Packing My Library
I am packing my library. Tomorrow morning, these books will be packed inside ten cardboard boxes, loaded onto a van, and shipped to another country. Were it not for these several hundred books, the question of moving would be trivial: a couple of suitcases would carry all my clothes, and everything else I possess would happily fit into a large box. The rest—all the other things that are...
Pantography tweets a message every hour. Each one is consecutive: the first was ‘0’ and the last will consist of 140 zeds. Between these two extremes, every possible message will have been tweeted: a description of every feeling you’ve ever had, anything you’ve ever overheard or will overhear, any headline that has ever caught, or could ever catch, your...
Being and Larping
On Writers and their Professions The compulsion to write is a mysterious one. There’s something suspect, something unattractive and childish about wanting to impose your words on others, lashing your every passing sensation to the alphabet. The invitation to read one’s particular arrangement of words, therefore, always comes circumscribed, with excessively humble titles and self-lacerating...
“I will come back and I will be millions”
Already in 1936 Walter Benjamin could write that even the existence of Letters to the Editor had changed the whole game. Things have certainly become more pronounced since then and now almost everyone in a developed country, and many in not-so-developed ones have access to the means of production of publication in the strongest sense. True, not everyone has access to the big budgets that...
The Reading Machine Revisited
It’s easy to fixate on the cognitive events that constitute the act of reading, the silent process happening inside our head as our eyes scan the words and our mind makes sense of them—or whatever it is that it does—but there’s another way of looking at this phenomenon. It can be observed from the outside, as a behavioural phenomenon—a theory of reading without a theory of mind
This does not exist only for books, it exists for any reproducible work. We can say this not only of “book” but also of “film”, “record” and so on. In this sense, Benjamin’s famous assertion that reproduced work differs from our older notions of art in that it has no aura can be turned on its head: reproduced work leads us to suspect the existence of an ideal...
Trained on my library of articles on Instapaper, the Amamnuensis will select articles from my Twitter feed and my Feedly feed. These are in turn saved to Instapaper. Depending on level of confidence, some are marked as favourites . Even more assortative links are shared on Twitter. The Amanuensis highlights interesting passages. The Amanuensis is trained on the books I’ve read. The Amanuensis...
Copyleft and Right
When a public gallery announces that it has been bequeathed the works of a recently deceased artist, the tone is always one of gratitude and praise for the artist’s generosity. Museums and universities accept the papers of retired statesmen and writers with equal gratitude. Such donations, I’m sure, are transacted across several meetings and much legal negotiation. But surely these...
The literal and the literary
The transforming quality of literature has been amply documented. Indeed, the modern Western canon begins with the cautionary tale of Don Quixote, a perfectly ordinary man turned into an idealistic clown by the augmented reality of Romance novels.
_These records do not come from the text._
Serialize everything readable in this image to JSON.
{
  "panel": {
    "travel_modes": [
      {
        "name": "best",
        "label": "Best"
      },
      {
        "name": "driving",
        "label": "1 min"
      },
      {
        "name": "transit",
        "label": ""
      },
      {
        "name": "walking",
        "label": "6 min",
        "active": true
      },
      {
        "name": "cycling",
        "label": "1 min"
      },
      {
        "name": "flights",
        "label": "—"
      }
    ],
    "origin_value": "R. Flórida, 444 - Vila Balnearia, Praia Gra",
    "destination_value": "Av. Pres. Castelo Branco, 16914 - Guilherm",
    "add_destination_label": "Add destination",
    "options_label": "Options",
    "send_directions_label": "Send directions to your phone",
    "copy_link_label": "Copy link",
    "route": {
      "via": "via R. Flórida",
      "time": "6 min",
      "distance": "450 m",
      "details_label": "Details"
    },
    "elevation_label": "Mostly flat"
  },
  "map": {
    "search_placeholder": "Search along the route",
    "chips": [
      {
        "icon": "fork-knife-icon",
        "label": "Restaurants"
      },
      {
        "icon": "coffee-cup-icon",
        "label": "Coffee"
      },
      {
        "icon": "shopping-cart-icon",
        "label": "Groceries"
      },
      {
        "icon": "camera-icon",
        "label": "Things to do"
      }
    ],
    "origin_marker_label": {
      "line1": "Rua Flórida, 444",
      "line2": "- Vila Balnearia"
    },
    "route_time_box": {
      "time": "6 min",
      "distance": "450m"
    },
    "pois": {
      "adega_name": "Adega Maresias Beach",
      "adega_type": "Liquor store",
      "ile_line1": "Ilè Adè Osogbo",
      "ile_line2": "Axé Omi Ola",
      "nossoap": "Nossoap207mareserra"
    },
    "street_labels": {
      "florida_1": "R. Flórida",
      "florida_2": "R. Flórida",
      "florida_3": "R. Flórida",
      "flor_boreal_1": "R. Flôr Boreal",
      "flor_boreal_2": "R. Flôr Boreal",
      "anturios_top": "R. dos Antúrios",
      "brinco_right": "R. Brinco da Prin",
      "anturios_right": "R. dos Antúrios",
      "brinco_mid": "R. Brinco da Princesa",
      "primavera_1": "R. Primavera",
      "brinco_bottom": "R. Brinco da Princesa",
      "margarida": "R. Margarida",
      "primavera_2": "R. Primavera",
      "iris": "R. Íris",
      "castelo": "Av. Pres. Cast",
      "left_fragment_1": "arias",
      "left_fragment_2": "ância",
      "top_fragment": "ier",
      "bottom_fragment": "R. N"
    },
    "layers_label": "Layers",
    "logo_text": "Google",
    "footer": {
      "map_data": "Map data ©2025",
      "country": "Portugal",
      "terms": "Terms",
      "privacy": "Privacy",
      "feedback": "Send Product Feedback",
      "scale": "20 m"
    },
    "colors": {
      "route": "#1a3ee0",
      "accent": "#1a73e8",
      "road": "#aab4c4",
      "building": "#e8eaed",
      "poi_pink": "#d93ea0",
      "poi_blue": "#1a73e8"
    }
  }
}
Through the gauze of his library, milkmaids became grand ladies and windmills became giants. A couple of centuries later, Emma Bovary desperately...
The Reading Machine
At one point in the distant future, long after our sun has faded and its planets have passed, Pantography will produce the text, “in a village in la mancha, the name of which i cannot quite recalk”. One hour later, right on schedule, it will come out with a line that is indistinguishable from the opening words of the Penguin edition . If, upon seeing it, you were to hurry off to...